*Aim of the exercise:*
Among the entries below, find each line holding "true" and return it.

*Records for this task:*
============

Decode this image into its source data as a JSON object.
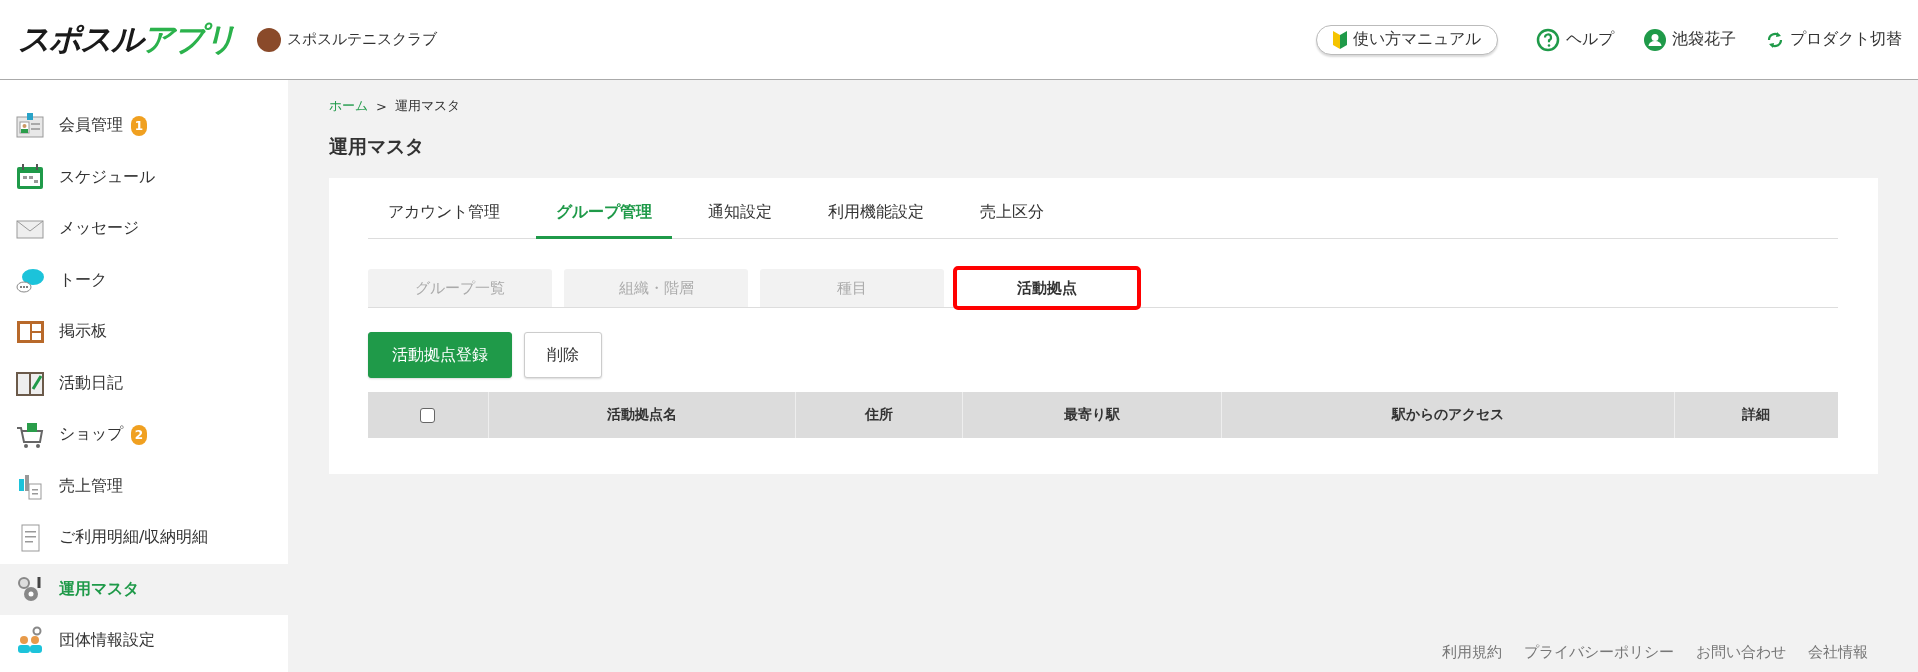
{
  "header": {
    "logo": {
      "part_1": "スポスル",
      "part_2": "アプリ"
    },
    "club_name": "スポスルテニスクラブ",
    "manual_button": "使い方マニュアル",
    "help": "ヘルプ",
    "user_name": "池袋花子",
    "product_switch": "プロダクト切替"
  },
  "sidebar": {
    "items": [
      {
        "kind": "member",
        "label": "会員管理",
        "badge": "1",
        "selected": false
      },
      {
        "kind": "calendar",
        "label": "スケジュール",
        "selected": false
      },
      {
        "kind": "mail",
        "label": "メッセージ",
        "selected": false
      },
      {
        "kind": "chat",
        "label": "トーク",
        "selected": false
      },
      {
        "kind": "board",
        "label": "掲示板",
        "selected": false
      },
      {
        "kind": "diary",
        "label": "活動日記",
        "selected": false
      },
      {
        "kind": "cart",
        "label": "ショップ",
        "badge": "2",
        "selected": false
      },
      {
        "kind": "sales",
        "label": "売上管理",
        "selected": false
      },
      {
        "kind": "receipt",
        "label": "ご利用明細/収納明細",
        "selected": false
      },
      {
        "kind": "gears",
        "label": "運用マスタ",
        "selected": true
      },
      {
        "kind": "team",
        "label": "団体情報設定",
        "selected": false
      }
    ]
  },
  "breadcrumb": [
    {
      "label": "ホーム",
      "link": true
    },
    {
      "label": ">",
      "link": false
    },
    {
      "label": "運用マスタ",
      "link": false
    }
  ],
  "page_title": "運用マスタ",
  "tabs": [
    {
      "label": "アカウント管理",
      "selected": false
    },
    {
      "label": "グループ管理",
      "selected": true
    },
    {
      "label": "通知設定",
      "selected": false
    },
    {
      "label": "利用機能設定",
      "selected": false
    },
    {
      "label": "売上区分",
      "selected": false
    }
  ],
  "subtabs": [
    {
      "label": "グループ一覧",
      "selected": false,
      "highlighted": false
    },
    {
      "label": "組織・階層",
      "selected": false,
      "highlighted": false
    },
    {
      "label": "種目",
      "selected": false,
      "highlighted": false
    },
    {
      "label": "活動拠点",
      "selected": true,
      "highlighted": true
    }
  ],
  "actions": [
    {
      "kind": "primary",
      "label": "活動拠点登録"
    },
    {
      "kind": "secondary",
      "label": "削除"
    }
  ],
  "table": {
    "select_all_checked": false,
    "columns": [
      "活動拠点名",
      "住所",
      "最寄り駅",
      "駅からのアクセス",
      "詳細"
    ]
  },
  "footer": {
    "links": [
      "利用規約",
      "プライバシーポリシー",
      "お問い合わせ",
      "会社情報"
    ]
  }
}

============

*Answer to the problem:*
        "selected": true
      "link": true
      "selected": true
      "selected": true,
      "highlighted": true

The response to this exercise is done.